It is, as medievalists of all kinds are aware, immensely difficult to penetrate the mind-set and thought-processes of men and women who lived centuries ago.G. R. Hambly, ‘Becoming Visible’, 1998
Introducing the Khātūns
By 1206, Temüjin, a young Mongol prince, had concluded his military campaigns in the Mongolian steppes, finding himself enthroned by his peers and rivals and renamed Chinggis (usually known as Genghis) Khan from then on. While this date marks the end of a bloody period in Mongolian history, it also symbolises the beginning of an even bloodier era in the history of Eurasia. The Mongol armies, now united under Chinggis Khan would, over the course of three generations, conquer all that lay in their path from the Yellow Sea to the Danube in Central Europe and from Siberia to the Indus. Yet, when speaking of nomadic empires, conquest does not necessarily lead to territorial unity. As soon as Chinggis Khan died in 1227, the conquered territories were divided among his four sons and their descendants, prompting the fragmentation of the empire into four khanates (China, Central Asia, Iran and the Golden Horde of Russia) that would be fighting each other only a few years after the death of Ögetei Khan (d. 1241), first successor of Chinggis Khan.

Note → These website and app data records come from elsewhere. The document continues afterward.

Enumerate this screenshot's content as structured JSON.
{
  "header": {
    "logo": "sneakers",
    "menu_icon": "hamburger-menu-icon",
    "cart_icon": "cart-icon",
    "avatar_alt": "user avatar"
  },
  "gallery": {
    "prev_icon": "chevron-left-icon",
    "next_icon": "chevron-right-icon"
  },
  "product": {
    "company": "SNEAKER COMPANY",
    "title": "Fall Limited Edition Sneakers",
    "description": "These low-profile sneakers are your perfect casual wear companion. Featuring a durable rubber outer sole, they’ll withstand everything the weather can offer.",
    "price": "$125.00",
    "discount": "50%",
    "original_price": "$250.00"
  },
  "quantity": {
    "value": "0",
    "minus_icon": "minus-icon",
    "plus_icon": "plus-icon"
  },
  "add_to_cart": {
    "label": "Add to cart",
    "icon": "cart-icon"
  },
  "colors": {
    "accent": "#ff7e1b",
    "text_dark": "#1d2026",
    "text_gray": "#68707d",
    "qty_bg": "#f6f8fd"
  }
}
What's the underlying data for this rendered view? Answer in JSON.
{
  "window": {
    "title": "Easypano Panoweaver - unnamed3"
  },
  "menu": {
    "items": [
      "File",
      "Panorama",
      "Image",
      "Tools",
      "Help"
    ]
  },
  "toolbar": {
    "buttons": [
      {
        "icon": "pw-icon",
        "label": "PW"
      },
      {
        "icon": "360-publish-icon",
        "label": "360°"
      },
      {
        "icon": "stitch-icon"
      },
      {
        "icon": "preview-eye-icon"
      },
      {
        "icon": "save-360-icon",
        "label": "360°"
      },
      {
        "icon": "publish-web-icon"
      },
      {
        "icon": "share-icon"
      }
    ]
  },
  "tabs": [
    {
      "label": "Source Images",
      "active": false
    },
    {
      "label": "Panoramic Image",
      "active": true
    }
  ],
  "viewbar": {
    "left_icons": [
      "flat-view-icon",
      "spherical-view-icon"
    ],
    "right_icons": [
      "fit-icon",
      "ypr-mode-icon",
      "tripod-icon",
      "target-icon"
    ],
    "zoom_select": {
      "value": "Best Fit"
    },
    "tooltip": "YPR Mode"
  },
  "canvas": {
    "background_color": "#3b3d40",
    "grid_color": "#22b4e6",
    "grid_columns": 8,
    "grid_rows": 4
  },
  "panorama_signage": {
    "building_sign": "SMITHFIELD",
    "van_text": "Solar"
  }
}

The Mongol armies did not simply pass through or conquer and withdraw from the territories they defeated, as other nomadic peoples such as the Huns had done before them. Instead, they came to stay, and their women and children followed immediately after the army to join them and settle in the places where the military had succeeded. As these women began to dwell in the growing empire, those belonging to the higher classes and who were married to members of the Chinggisid family began to be addressed by the honorific title of khātūn (pl. khawātīn; however, I will use the more common Anglicised plural of khātūns) to distinguish their higher status, and recognised union with a male ruler, from other women in the court such as concubines. The word itself is of uncertain origin, possibly coming from old Turkic (or perhaps even the Sogdian language), but it is widely used in medieval Persian and Arabic sources alike. The meaning of the term is ‘lady’ or ‘noblewoman’ and had been used to refer to noblewomen long before the Mongols appeared in Central Asia in the early thirteenth century.